He said yesterday fraudulent activities relating to the scheme are re-emerging, despite government's crackdown recently, adding the “rotten apples” must be dealt with at all costs.
Highlighting the extent of the fraud, he said “everybody was found with their hands in the cookie jar”.
“We must save Psemas; it may have to be abandoned if it can't be saved. We believe a collaborative (effort) is the best way to determine how the scheme is run in the future.” The finance minister pointed out the money one spends on one case of beer is equivalent to your Psemas membership fee for the higher option, while two six-packs of beer is equivalent to the fee for a dependent.
“It is by far the best medical aid scheme in the country. If we do not fix the problems the scheme will be under threat. We have to take stock of the administration of contracts, which is central to how administrators award payments,” he said.
Schlettwein said they have to work through a rather messy situation to fix the scheme and that it would be important to have a further peer review to get to a sustainable outcome.
“The red line for the state is that Psemas will lose its equalising ability. The scheme must provide equal service across all brackets. Psemas can become a role model in a country where inequality is high,” said Schlettwein.
According to Schlettwein N$13 million has been recovered so far linked to fraudulent claims, while a further N$28 million is also set to be recovered.
A trend analysis shows the scheme has been in the red for the past four years and overspent its budget by N$484 million during the 2018/19 financial year.
During the 2017/18 financial year, N$2.25 billion was budgeted, but its expenditure reached N$2.54 million, resulting in an N$270million deficit.
In the 2016/17 financial year the scheme recorded a deficit of N$461 million, while it overspent by N$510 million during the 2015/16 financial year.
This trend analysis was presented by Psemas deputy director Elizabeth Kharuxas.
It showed the scheme's 272 729 members contributed N$351 million during the 2015/16 financial year, while N$1.8 billion was contributed during the 2016/17 financial year when 290 040 beneficiaries were on the fund's books.
During the 2017/18 financial year the scheme had 303 149 members who contributed N$2.32 billion, while during the 2018/19 financial year the scheme membership declined to 296 637.
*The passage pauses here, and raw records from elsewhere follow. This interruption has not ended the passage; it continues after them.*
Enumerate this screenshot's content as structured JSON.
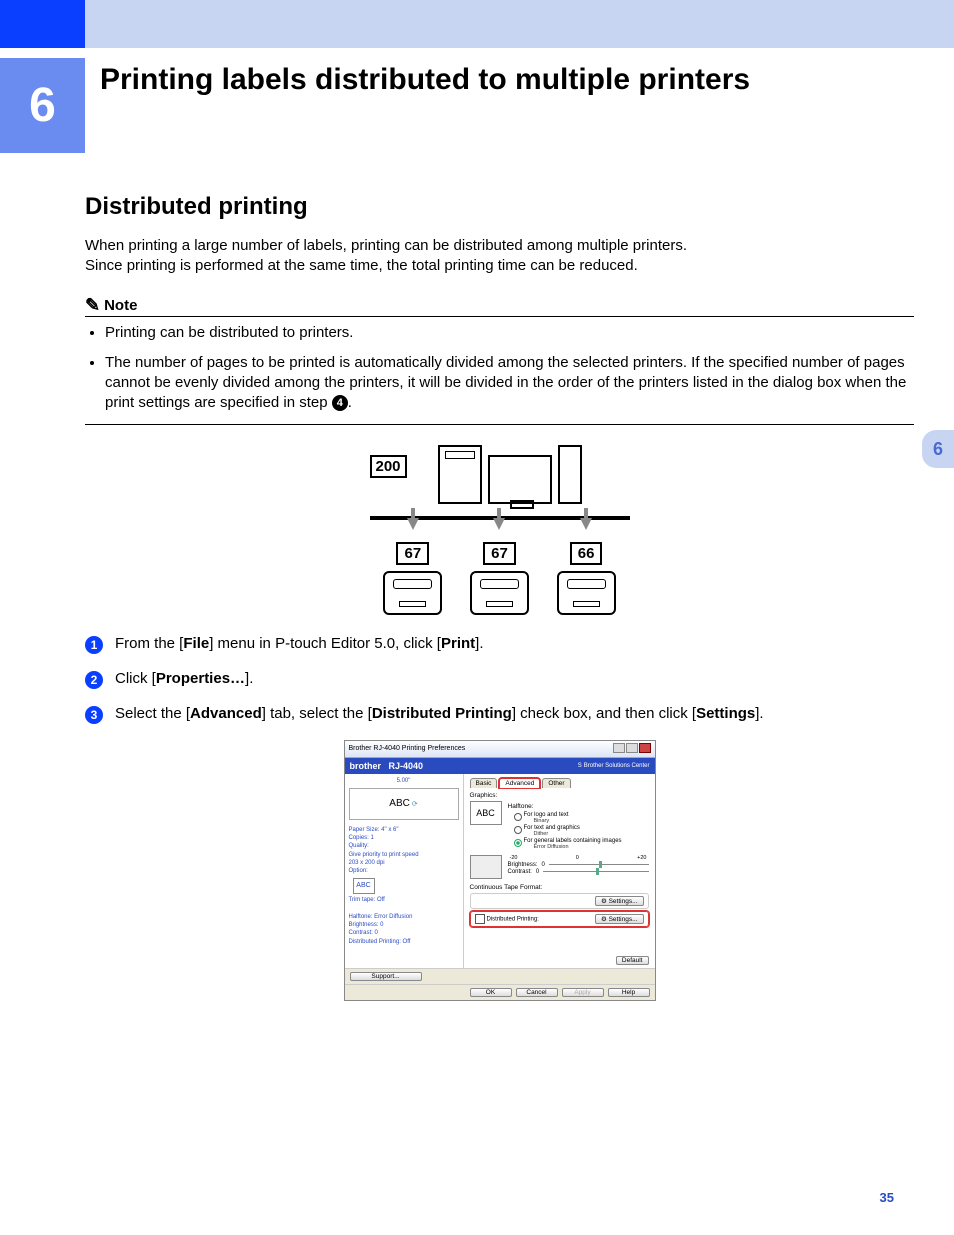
{
  "chapter": {
    "number": "6",
    "title": "Printing labels distributed to multiple printers"
  },
  "section": {
    "title": "Distributed printing"
  },
  "intro": {
    "line1": "When printing a large number of labels, printing can be distributed among multiple printers.",
    "line2": "Since printing is performed at the same time, the total printing time can be reduced."
  },
  "note": {
    "label": "Note",
    "bullet1": "Printing can be distributed to printers.",
    "bullet2_pre": "The number of pages to be printed is automatically divided among the selected printers. If the specified number of pages cannot be evenly divided among the printers, it will be divided in the order of the printers listed in the dialog box when the print settings are specified in step ",
    "bullet2_stepnum": "4",
    "bullet2_post": "."
  },
  "diagram": {
    "total": "200",
    "p1": "67",
    "p2": "67",
    "p3": "66"
  },
  "steps": {
    "s1": {
      "pre": "From the [",
      "b1": "File",
      "mid": "] menu in P-touch Editor 5.0, click [",
      "b2": "Print",
      "post": "]."
    },
    "s2": {
      "pre": "Click [",
      "b1": "Properties…",
      "post": "]."
    },
    "s3": {
      "pre": "Select the [",
      "b1": "Advanced",
      "mid1": "] tab, select the [",
      "b2": "Distributed Printing",
      "mid2": "] check box, and then click [",
      "b3": "Settings",
      "post": "]."
    }
  },
  "dialog": {
    "title": "Brother RJ-4040 Printing Preferences",
    "brand": "brother",
    "model": "RJ-4040",
    "solutions": "Brother\nSolutions Center",
    "size": "5.00\"",
    "abc": "ABC",
    "info": {
      "paper": "Paper Size: 4\" x 6\"",
      "copies": "Copies: 1",
      "quality": "Quality:",
      "quality2": "   Give priority to print speed",
      "dpi": "   203 x 200 dpi",
      "option": "Option:",
      "trim": "Trim tape: Off",
      "half": "Halftone: Error Diffusion",
      "bright": "Brightness:  0",
      "contrast": "Contrast:  0",
      "dist": "Distributed Printing: Off"
    },
    "support": "Support...",
    "tabs": {
      "basic": "Basic",
      "advanced": "Advanced",
      "other": "Other"
    },
    "graphics": "Graphics:",
    "halftone": "Halftone:",
    "r1": "For logo and text",
    "r1s": "Binary",
    "r2": "For text and graphics",
    "r2s": "Dither",
    "r3": "For general labels containing images",
    "r3s": "Error Diffusion",
    "rangeMinus": "-20",
    "rangeZero": "0",
    "rangePlus": "+20",
    "brightness": "Brightness:",
    "brightVal": "0",
    "contrast": "Contrast:",
    "contrastVal": "0",
    "ctf": "Continuous Tape Format:",
    "dp": "Distributed Printing:",
    "settings": "Settings...",
    "default": "Default",
    "ok": "OK",
    "cancel": "Cancel",
    "apply": "Apply",
    "help": "Help"
  },
  "sidetab": "6",
  "pagenum": "35"
}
Kharuxas pointed out that the finance ministry will in the future reciprocate the hostile treatment it receives from healthcare practitioners, who refuse to see Psemas members because of late payment.
She added that some of the healthcare providers either apply late or did not have the required documents available.
She added that some service providers were found guilty of misconduct, adding that a disqualification clause and eventually a suspension clause will attached to claims.
According to Kharuxas, recent investigations found that multiple practices were claiming on one practice number.
“Mostly general practitioners (GP) are having multiple practices and bring in people on work permits who do not work for them. And with the current state of Psemas it is really unsustainable,” she said.
Kharuxas added some service providers operate under a close corporation and some of the partners are either their children or spouses.
She added the ministry will no longer give contracts to service providers who come to Namibia with work permits.
Investigations also found that some pharmacies take cash payments from private members and then charge it to random Psemas members.
The Psemas members have no clue this is happening.
Kharuxas said the scheme was literally being milked by service providers who subject patients to unnecessary services.
“As soon as a Psemas members walk into a doctor's consulting room they are prescribed medicine which is more than five scripts; he needs to go to physiotherapy, which is just next to the doctor's consulting room. Then he needs to go and draw blood which is not even necessary. We are taking a stand against all these,” she said.
Some private hospitals have also abused the scheme by admitting standard option clients without a recommendation from the Public Service Commission.
This money will be recovered, Kharuxas cautioned.
In some cases dependents over the age of 40 were still on the medical aid.
Meanwhile, the finance ministry terminated 17 000 dependents over the age of 21 years in June last year.
“The second phase that we are busy with is the ghost members on Psemas. These are public servants that have retired, and in some cases there were also some public servants who have been registered by internal staff to benefit,” she said.
The ministry has now enlisted interns 34 who will do a desktop audit review that compares Psemas data with payroll reports.